#16 KHAN

In 2015, three young Vietnamese-Hungarians with a passion for cooking and a background in fashion and design launched a trendy Asian-fusion restaurant, Sáo, in the tourist-packed Jewish Quarter of Budapest. Encouraged by Sáo's success, they opened KHAN, another chic, Instragram-friendly venue, situated in the residential Újlipótváros neighborhood, a bit outside the city center.

#17 Oriental Soup House

Oriental Soup House is a bustling Vietnamese restaurant in Újlipótváros, a residential neighborhood a bit outside the city center. As soon as you enter, you will note the Asian cooks scurrying behind the open kitchen, always a good sign for a Vietnamese restaurant. The slim menu features 11 types of soups, of which the traditional beef pho (pho bo; €6), with a shimmering, flavorful broth and golden hue, is among the best I've had in Budapest, especially if you get it with thinly sliced tenderloins that quickly cook through in the steaming broth.

#18 Kőleves Restaurant

Kőleves is a wildly popular restaurant in the heart of Budapest’s old Jewish Quarter, today’s party district. The building, which was built in 1851, used to be home to a kosher meat processing facility and butcher shop, so it’s fitting that they honor the building’s past with dishes like matzo ball soup, and cholent, the typical Sabbath dish. They also use leftover articles from the meat plant as design pieces, including a well-worn, leather-bound ledger book and a weathered Talmud.

#19 Bestia

Bestia is a bustling restaurant in the heart of Budapest, specializing in grilled meats. With steep price points, a picture-postcard view of the St. Stephen’s Basilica, and a flashy, industrial chic interior, it's become a favorite for well-heeled, trendy tourists.

#20 Babka Budapest

Babka is a Middle-Eastern restaurant in Budapest named after the Ashkenazi Jewish bready cake originating in Eastern Europe, perhaps as a hat-tip to the neighborhood, which is home to much of Budapest’s middle-class Jewish residents. Babka's dimly-lit, homey interior, featuring vintage decor and hardwood floors, will make you want to enter the space.

#21 Vicky Barcelona Budapest

Bring with you a healthy dose of skepticism when you enter Gozsdu Udvar, a tourist-heavy passage lined with endless restaurants and bars inside Budapest's old Jewish Quarter. Most places here aren't known for their delicate dishes or wallet-friendly prices, but Vicky Barcelona, a lively, atmospheric tapas bar, can be worth a visit.
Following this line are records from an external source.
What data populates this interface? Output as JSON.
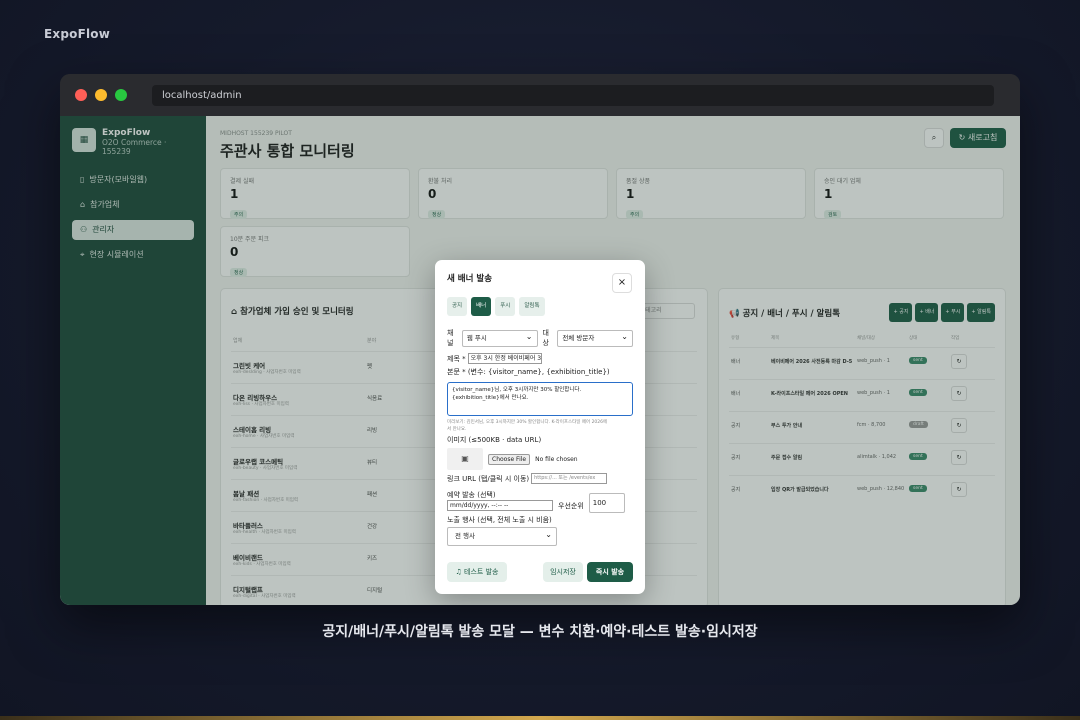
{
  "brand": "ExpoFlow",
  "caption": "공지/배너/푸시/알림톡 발송 모달 — 변수 치환·예약·테스트 발송·임시저장",
  "url": "localhost/admin",
  "sidebar": {
    "app": "ExpoFlow",
    "sub1": "O2O Commerce ·",
    "sub2": "155239",
    "items": [
      {
        "icon": "phone-icon",
        "label": "방문자(모바일웹)"
      },
      {
        "icon": "store-icon",
        "label": "참가업체"
      },
      {
        "icon": "users-icon",
        "label": "관리자"
      },
      {
        "icon": "pin-icon",
        "label": "현장 시뮬레이션"
      }
    ]
  },
  "header": {
    "pre": "MIDHOST 155239 PILOT",
    "title": "주관사 통합 모니터링",
    "refresh": "새로고침"
  },
  "cards": [
    {
      "label": "결제 실패",
      "value": "1",
      "badge": "주의"
    },
    {
      "label": "환불 처리",
      "value": "0",
      "badge": "정상"
    },
    {
      "label": "품절 상품",
      "value": "1",
      "badge": "주의"
    },
    {
      "label": "승인 대기 업체",
      "value": "1",
      "badge": "검토"
    },
    {
      "label": "10분 주문 피크",
      "value": "0",
      "badge": "정상"
    }
  ],
  "left": {
    "title": "참가업체 가입 승인 및 모니터링",
    "filter": "사업자번호/카테고리",
    "col1": "업체",
    "col2": "분야",
    "rows": [
      {
        "name": "그린빗 케어",
        "sub": "exh-deslding · 사업자번호 미입력",
        "cat": "펫"
      },
      {
        "name": "다온 리빙하우스",
        "sub": "exh-liss · 사업자번호 미입력",
        "cat": "식음료"
      },
      {
        "name": "스테이홈 리빙",
        "sub": "exh-home · 사업자번호 미입력",
        "cat": "리빙"
      },
      {
        "name": "글로우랩 코스메틱",
        "sub": "exh-beauty · 사업자번호 미입력",
        "cat": "뷰티"
      },
      {
        "name": "봄날 패션",
        "sub": "exh-fashion · 사업자번호 미입력",
        "cat": "패션"
      },
      {
        "name": "바타플러스",
        "sub": "exh-health · 사업자번호 미입력",
        "cat": "건강"
      },
      {
        "name": "베이비랜드",
        "sub": "exh-kids · 사업자번호 미입력",
        "cat": "키즈"
      },
      {
        "name": "디지털랩프",
        "sub": "exh-digital · 사업자번호 미입력",
        "cat": "디지털"
      }
    ]
  },
  "right": {
    "title": "공지 / 배너 / 푸시 / 알림톡",
    "buttons": [
      "+ 공지",
      "+ 배너",
      "+ 푸시",
      "+ 알림톡"
    ],
    "cols": [
      "유형",
      "제목",
      "채널/대상",
      "상태",
      "작업"
    ],
    "rows": [
      {
        "type": "배너",
        "title": "베이비페어 2026 사전등록 마감 D-5",
        "ch": "web_push · 1",
        "st": "sent"
      },
      {
        "type": "배너",
        "title": "K-라이프스타일 페어 2026 OPEN",
        "ch": "web_push · 1",
        "st": "sent"
      },
      {
        "type": "공지",
        "title": "부스 투가 안내",
        "ch": "fcm · 8,700",
        "st": "draft"
      },
      {
        "type": "공지",
        "title": "주문 접수 알림",
        "ch": "alimtalk · 1,042",
        "st": "sent"
      },
      {
        "type": "공지",
        "title": "입장 QR가 발급되었습니다",
        "ch": "web_push · 12,840",
        "st": "sent"
      }
    ]
  },
  "modal": {
    "title": "새 배너 발송",
    "tabs": [
      "공지",
      "배너",
      "푸시",
      "알림톡"
    ],
    "channel_label": "채널",
    "channel_value": "웹 푸시",
    "target_label": "대상",
    "target_value": "전체 방문자",
    "title_label": "제목 *",
    "title_value": "오후 3시 한정 베이비페어 3",
    "body_label": "본문 * (변수: {visitor_name}, {exhibition_title})",
    "body_line1": "{visitor_name}님, 오후 3시까지만 30% 할인합니다.",
    "body_line2": "{exhibition_title}에서 만나요.",
    "preview_line1": "미리보기: 김민서님, 오후 3시까지만 30% 할인합니다. K-라이프스타일 페어 2026에",
    "preview_line2": "서 만나요.",
    "image_label": "이미지 (≤500KB · data URL)",
    "file_button": "Choose File",
    "file_status": "No file chosen",
    "link_label": "링크 URL (탭/클릭 시 이동)",
    "link_placeholder": "https://... 또는 /events/ex",
    "schedule_label": "예약 발송 (선택)",
    "schedule_value": "mm/dd/yyyy, --:-- --",
    "priority_label": "우선순위",
    "priority_value": "100",
    "exhibition_label": "노출 행사 (선택, 전체 노출 시 비움)",
    "exhibition_value": "전 행사",
    "test_button": "테스트 발송",
    "draft_button": "임시저장",
    "send_button": "즉시 발송"
  }
}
This dinner-only restaurant occupies a dimly-lit, elongated space flanked by small tables and red velvet drapes on one side, and a mosaic-patterned bar counter on the other.

#22 Vintage Garden

Featuring a shabby chic decor and lots of happy colors and inspirational messages, Vintage Garden is a trendy restaurant right in the heart of Budapest's bustling party district. Given the tourist-heavy location, the restaurant aims to please all palates with a wide-reaching menu that includes everything from foie gras (€9), goulash soup (€5), cheeseburger (€9), penne arrabiata (€7), and a paleo cake (€5). But despite the expansive culinary reach, the dishes are reliable—the duck confit with gnocchi and apple chutney (€14) is particularly good.

Rankings are based on a combination of food/drink, atmosphere, service, and price. The author visits all restaurants incognito.